P&P is at 5015 Connecticut Avenue, NW, which is just by the intersection of Connecticut and Nebraska.  The event will be a sort of get-together downstairs in the Den café - not a formal signing or reading, just a chance to talk about books or whatever else occurs to us.  The link to details on the P&P website is here.

The events coordinator (Jonathan Woollen) and I are also trying to work out a way to distribute largesse.  I am trying to clear books from my mother's garage and guest bedroom - there are foreign editions of The Last Samurai dating back to 2000-2002 (!), books I brought to New York for a residency in 2003 which never managed to get taken back to Europe, books bought at college, books bought as a graduate student, books bought on visits to the US . . . My idea at the moment is that anyone who buys a book at P&P (not necessarily by me) should have a souvenir book for free.  (We may refine this closer to the day.)

I suppose this all does mean I must grapple with updating my website (the horror), but now my mother and I must go to lunch.

Tuesday, February 20, 2018

Torments

People who at once start talking 19 to the dozen are exasperating. Just consider those documentary films about animals, in which those young, good-looking commentators say something which doesn't have anything to do with an answer. This is actually meaningless, because things are just being read off and because the spokeswoman has never seen the animal.  This is one of my chief torments.

Gadamer, interviewed by Hans Ulrich Obrist in May 2000 (Interviews 1)

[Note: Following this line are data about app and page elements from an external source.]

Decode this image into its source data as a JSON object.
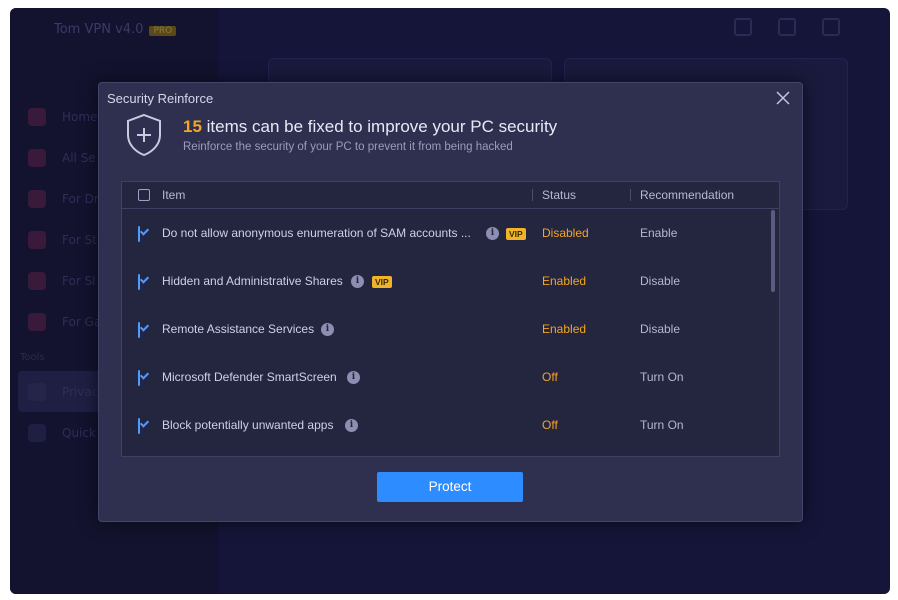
{
  "app": {
    "title": "Tom VPN v4.0",
    "badge": "PRO",
    "nav": [
      "Home",
      "All Se",
      "For Dr",
      "For St",
      "For Sl",
      "For Ga"
    ],
    "section": "Tools",
    "tools": [
      "Privac",
      "Quick"
    ]
  },
  "dialog": {
    "title": "Security Reinforce",
    "count": "15",
    "headline_rest": " items can be fixed to improve your PC security",
    "subtitle": "Reinforce the security of your PC to prevent it from being hacked",
    "columns": {
      "item": "Item",
      "status": "Status",
      "recommendation": "Recommendation"
    },
    "rows": [
      {
        "name": "Do not allow anonymous enumeration of SAM accounts ...",
        "vip": "VIP",
        "status": "Disabled",
        "recommendation": "Enable"
      },
      {
        "name": "Hidden and Administrative Shares",
        "vip": "VIP",
        "status": "Enabled",
        "recommendation": "Disable"
      },
      {
        "name": "Remote Assistance Services",
        "vip": "",
        "status": "Enabled",
        "recommendation": "Disable"
      },
      {
        "name": "Microsoft Defender SmartScreen",
        "vip": "",
        "status": "Off",
        "recommendation": "Turn On"
      },
      {
        "name": "Block potentially unwanted apps",
        "vip": "",
        "status": "Off",
        "recommendation": "Turn On"
      }
    ],
    "protect_label": "Protect"
  },
  "colors": {
    "accent": "#2d8cff",
    "status": "#f5a524",
    "vip": "#f0b429",
    "dialog_bg": "#2f3050"
  },
  "icons": [
    "close-icon",
    "shield-plus-icon",
    "info-icon",
    "checkbox-icon"
  ]
}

Saturday, December 23, 2017

reprieve

Many, many months ago I met a reader who commented that I never seemed to write on my blog.  I said all kinds of bad things were happening and I was dealing with difficult people.  He seemed to think I could find something else to write about.  I think if you're struggling to keep your head above water you can't think about anything else.

A long time ago my ex's mother had breast cancer.  That is, it had been in remission and came back. The thing I remember about Norma is that she never talked about it, never complained. 

One problem with dealing with difficult people is that it takes up a lot of energy.  It's hard to force yourself to do more than tackle immediate problems.  But in late summer/early autumn I forced myself to write some applications - one for a fellowship at the Radcliffe Institute for Advanced Study, one for a Stipendium in Berlin for writers in a language other than German, one for a grant from the Society of Authors.

It looks as though I didn't get the stipendium (the announcements were to go out in December).  The Radcliffe fellowships won't be announced until March.  But today, when I came in from doing a load of laundry, I found a letter from the Society of Authors and a cheque - they'd given me a grant which will let me replace my ailing MacBook.  (Its keyboard died in July 2016; I've been nursing it along with an external keyboard every since.)

So that's the good news for the year, because I was wondering what I should do.  I could definitely cut costs by switching to a PC - it's not nearly as worrying if a $300 laptop suddenly has to be replaced. And it's not as though I'm a fan of Macs - I loathe Apple with every fibre of my being.  But it would limit the kinds of book I could write.  I would have to leave all my Mellel documents behind.  I had the feeling that it would be bad to sit down and try to think of a book that did not require X, Y and Z, and talk myself into it. 

So now I don't have to make that decision.  Thank you, Society of Authors!